a. Cleveland has many aging elevator systems in high-rise apartments. Elderly residents especially are fearful of the constant malfunctioning elevators. What will you do to ensure that owners maintain, renovate or replace aging systems?
b. Lead based paint is a significant problem in Cleveland. City housing inspectors frequently cite landlords and owners for peeling and chipping paint. There is no coordination however, with the city inspection services that work on lead paint reduction. What will your administration do to better coordinate inspection services relating to maintenance and environmental health issues?
c. The city condemnation code is very broadly written, allowing great subjectivity in deciding when to notify tenants of the condemnation, leaving many tenants living in condemned apartments without their knowing about it. Will you make any changes to the condemnation and tenant notification policies if you become mayor?
My administration will fully staff inspectional services, including elevator inspectors, and will prosecute aggressively those owners who do not maintain their elevator systems properly.

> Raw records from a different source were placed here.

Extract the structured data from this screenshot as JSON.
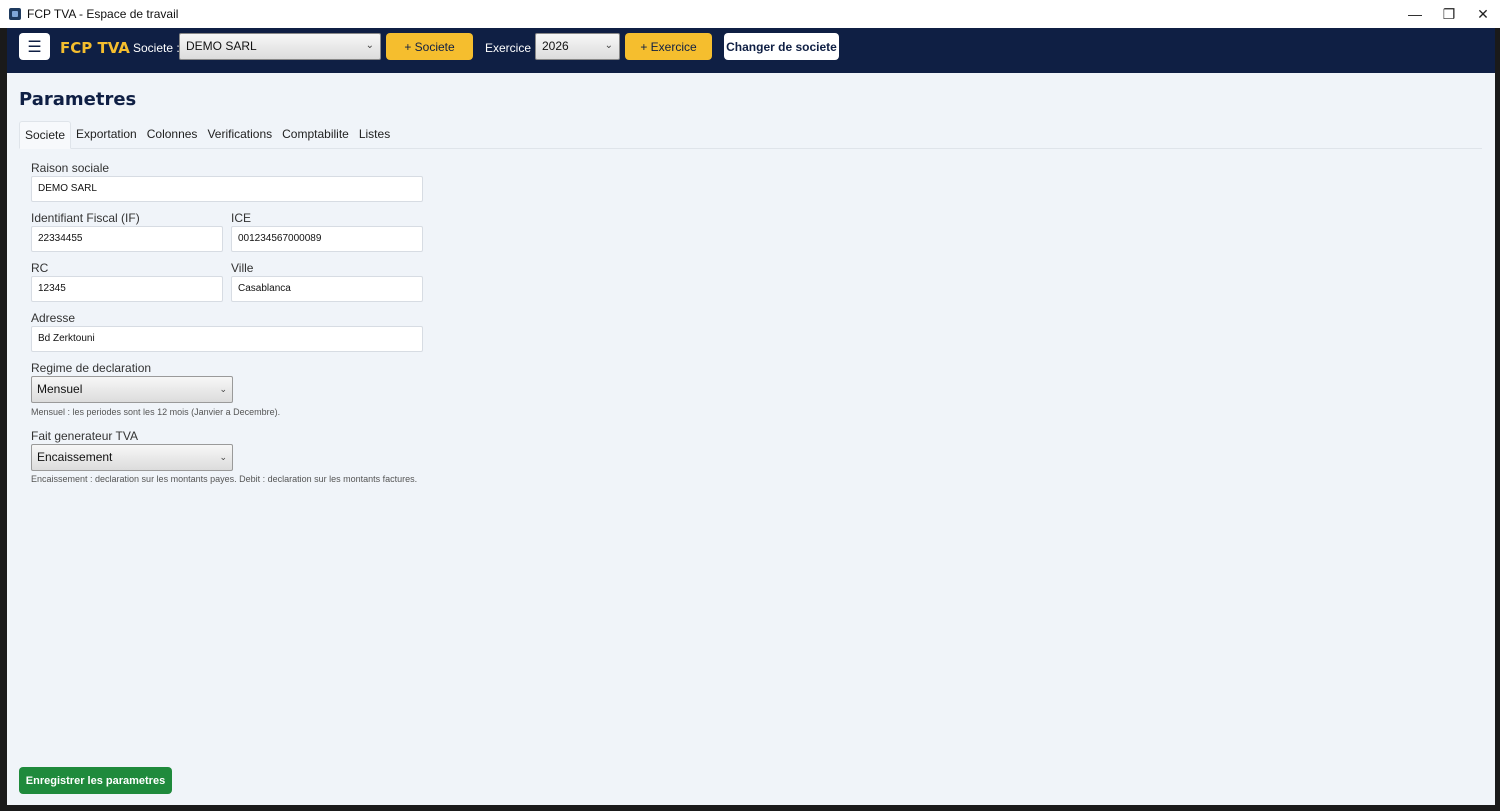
{
  "window": {
    "title": "FCP TVA - Espace de travail",
    "minimize": "—",
    "restore": "❐",
    "close": "✕"
  },
  "header": {
    "menu_glyph": "☰",
    "brand": "FCP TVA",
    "societe_label": "Societe :",
    "societe_value": "DEMO SARL",
    "add_societe": "+ Societe",
    "exercice_label": "Exercice :",
    "exercice_value": "2026",
    "add_exercice": "+ Exercice",
    "change_societe": "Changer de societe",
    "chevron": "⌄"
  },
  "page": {
    "title": "Parametres",
    "tabs": [
      {
        "label": "Societe",
        "active": true
      },
      {
        "label": "Exportation"
      },
      {
        "label": "Colonnes"
      },
      {
        "label": "Verifications"
      },
      {
        "label": "Comptabilite"
      },
      {
        "label": "Listes"
      }
    ]
  },
  "form": {
    "raison_sociale_label": "Raison sociale",
    "raison_sociale": "DEMO SARL",
    "if_label": "Identifiant Fiscal (IF)",
    "if_value": "22334455",
    "ice_label": "ICE",
    "ice_value": "001234567000089",
    "rc_label": "RC",
    "rc_value": "12345",
    "ville_label": "Ville",
    "ville_value": "Casablanca",
    "adresse_label": "Adresse",
    "adresse_value": "Bd Zerktouni",
    "regime_label": "Regime de declaration",
    "regime_value": "Mensuel",
    "regime_help": "Mensuel : les periodes sont les 12 mois (Janvier a Decembre).",
    "fait_label": "Fait generateur TVA",
    "fait_value": "Encaissement",
    "fait_help": "Encaissement : declaration sur les montants payes. Debit : declaration sur les montants factures."
  },
  "actions": {
    "save": "Enregistrer les parametres"
  },
  "colors": {
    "header_bg": "#0f1f44",
    "accent_yellow": "#f5be2e",
    "save_green": "#1f8a3c",
    "page_bg": "#f0f4f9"
  }
}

Eliminating the source of pediatric lead poisoning will be a top propriety of my administration. I will task my Director of Health to lead an interdepartmental team dedicated to eliminating lead paint on the systematic, worst/first basis. We will reorganize the delivery of services to our neighborhoods to ensure that the inspectors from Health and Building and Housing work more closely together and we will use the power of the City’s GIS system to more accurately track progress in eliminating lead from our environment.
It is essential that the City establishes and maintains a consistent policy of notification to tenants in condemned properties. As Mayor, I will review the City’s public notification processes to insure that these important processes are implemented fairly and uniformly.
A. Elevators. I would look into increasing periodic inspections of elevators. I would also compel landlords who must comply with ADA, and other regulations to ensure that their elevators are in accordance with all local, state, and federal laws. I would direct that our city’s housing department strictly, diligently, efficiently, yet fairly enforce these laws, and would urge our courts to issue per diem sanctions for landlords failing to remedy any problems.
B. Lead Paint. Our Health Department needs not only coordinate with residential inspectors, but we should also be using to the fullest extent county and state resources to assist us in identifying and enforcing the reduction of lead based hazards.
C. Condemnation Code. I believe we can do better in the tenant notification process. I would direct my departments to examine how we could best assist tenants with relocation services and/or transitional housing.
8. Tenant Rights. Cleveland has just passed an ordinance that supplements the Ohio Landlord/Tenant law to provide more protections and remedies for tenants. How will you assure residents that their rights under the new law will be protected and enforced, especially in relation to security?
As the city’s chief administrative officer, the Mayor takes an oath to enforce the City of Cleveland fairly and impartially. If I have the privilege of being elected Mayor, I intend to adhere to the letter and the spirit of my oath and will enforce this, and all other ordinances to the best of my ability.
My administration will examine how to best endure that tenants are made aware of their rights as Cleveland residents, and I would work with our court systems to determine how we can best assist tenants in enforcing their rights under our new ordinance.
Copyright NEOCH published 2001 Cleveland Ohio Issue 50